Univ. Michigan Consumer Sentiment Index Up From Early August

U.S. consumer sentiment surpassed expectations in late August after declining earlier in the month as oil prices eased from record highs and security fears abated, according to sources who saw a survey on Friday.

The University of Michigan's (search) index of consumer sentiment rose to 95.9 in late August from 94.0 earlier in the month, but it was down slightly from 96.7 at the end of July, according to market sources who saw the subscription-only report.

Economists polled by Reuters had expected a reading of 94.0, unchanged from the initial August result.

Consumers showed renewed optimism over the present state of the economy and expectations were slightly less downbeat than they had been at the start of August.

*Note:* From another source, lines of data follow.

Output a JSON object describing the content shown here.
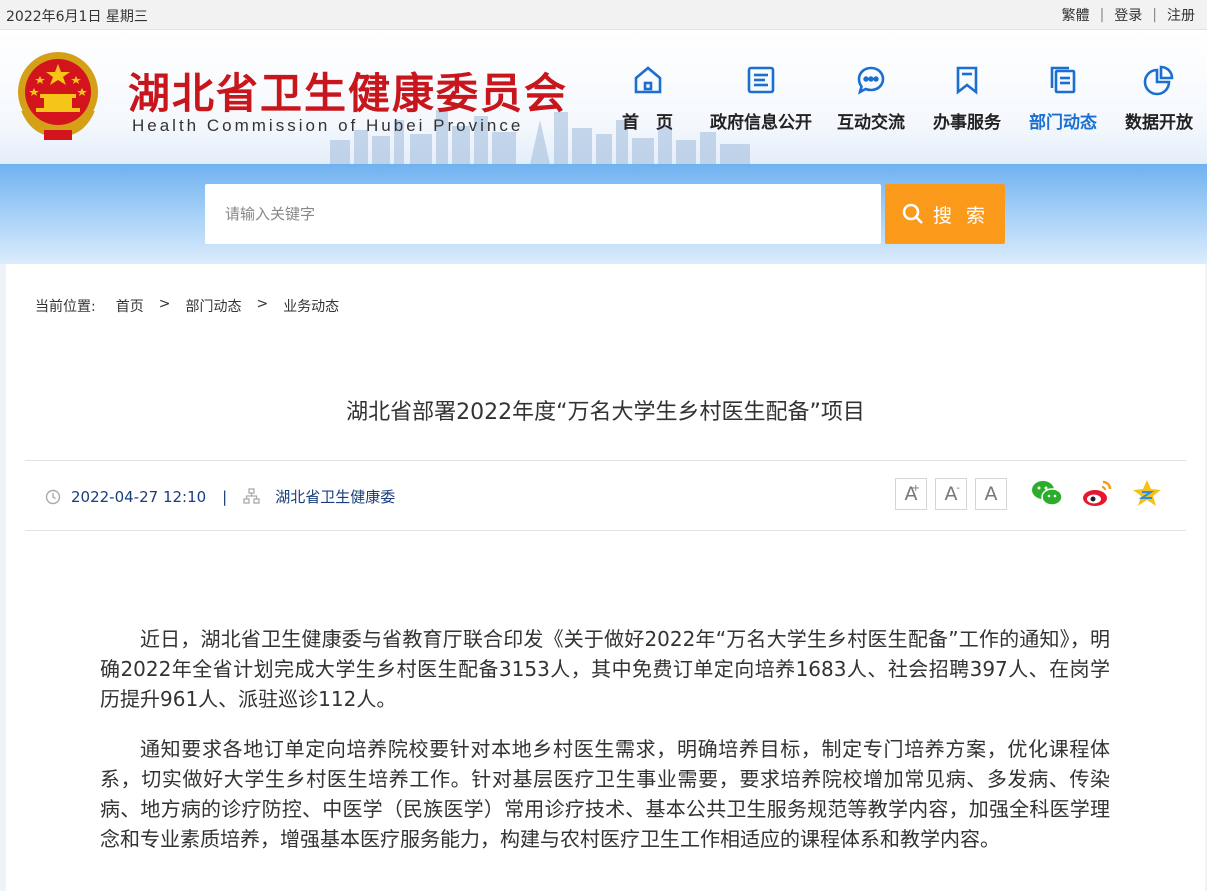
{
  "topbar": {
    "date": "2022年6月1日 星期三",
    "links": [
      "繁體",
      "登录",
      "注册"
    ]
  },
  "header": {
    "title": "湖北省卫生健康委员会",
    "subtitle": "Health Commission of Hubei Province",
    "nav": [
      {
        "label": "首　页",
        "icon": "home-icon"
      },
      {
        "label": "政府信息公开",
        "icon": "document-icon"
      },
      {
        "label": "互动交流",
        "icon": "chat-icon"
      },
      {
        "label": "办事服务",
        "icon": "bookmark-icon"
      },
      {
        "label": "部门动态",
        "icon": "files-icon",
        "active": true
      },
      {
        "label": "数据开放",
        "icon": "pie-chart-icon"
      }
    ]
  },
  "search": {
    "placeholder": "请输入关键字",
    "button_label": "搜 索"
  },
  "breadcrumb": {
    "label": "当前位置:",
    "items": [
      "首页",
      "部门动态",
      "业务动态"
    ],
    "separator": ">"
  },
  "article": {
    "title": "湖北省部署2022年度“万名大学生乡村医生配备”项目",
    "datetime": "2022-04-27 12:10",
    "source": "湖北省卫生健康委",
    "paragraphs": [
      "近日，湖北省卫生健康委与省教育厅联合印发《关于做好2022年“万名大学生乡村医生配备”工作的通知》，明确2022年全省计划完成大学生乡村医生配备3153人，其中免费订单定向培养1683人、社会招聘397人、在岗学历提升961人、派驻巡诊112人。",
      "通知要求各地订单定向培养院校要针对本地乡村医生需求，明确培养目标，制定专门培养方案，优化课程体系，切实做好大学生乡村医生培养工作。针对基层医疗卫生事业需要，要求培养院校增加常见病、多发病、传染病、地方病的诊疗防控、中医学（民族医学）常用诊疗技术、基本公共卫生服务规范等教学内容，加强全科医学理念和专业素质培养，增强基本医疗服务能力，构建与农村医疗卫生工作相适应的课程体系和教学内容。"
    ]
  },
  "font_buttons": {
    "larger": "A",
    "larger_mark": "+",
    "smaller": "A",
    "smaller_mark": "-",
    "reset": "A"
  },
  "colors": {
    "brand_red": "#c8161d",
    "nav_blue": "#1a6fd0",
    "search_orange": "#fb9a1a"
  }
}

The current conditions component of the University of Michigan index rose to 107.9 from 105.2 in July but it was still below the early August reading of 108.4.

The expectations index dipped to 88.2 from 91.2 last month but was up from 84.7 at the beginning of August.

"The last few months are significantly above the May low (of 90.2) which of course coincided with the high in gasoline prices and I think that is still very much the thing to watch," said Kathleen Stephansen, director of global economics at Credit Suisse First Boston.

"Clearly sentiment fared better in the second half of the month so in order to get to this 95.9 you needed something close to 99.0 (in the second half)," she said.

The University of Michigan's sentiment index is made up each month with calls to about 500 households. The preliminary survey consists of some 300 responses, while the final survey is rounded out at month end with another 200 responses.

Confidence took a knock early in the month as oil prices spiked to new highs and consumers expressed concern about the prospects for the U.S. economy. But with crude oil prices heading lower, analysts had expected some of this pessimism to evaporate, especially as consumers were expressing more confidence in the improvement of the labor market.

The smooth running of the Olympic Games (search) in Athens, with no security threats, also likely contributed to the improvement in sentiment.

Analysts sometimes use sentiment gauges as a way of determining future spending patterns, although there tends to be little correlation between fluctuations in confidence indexes and actual retail sales.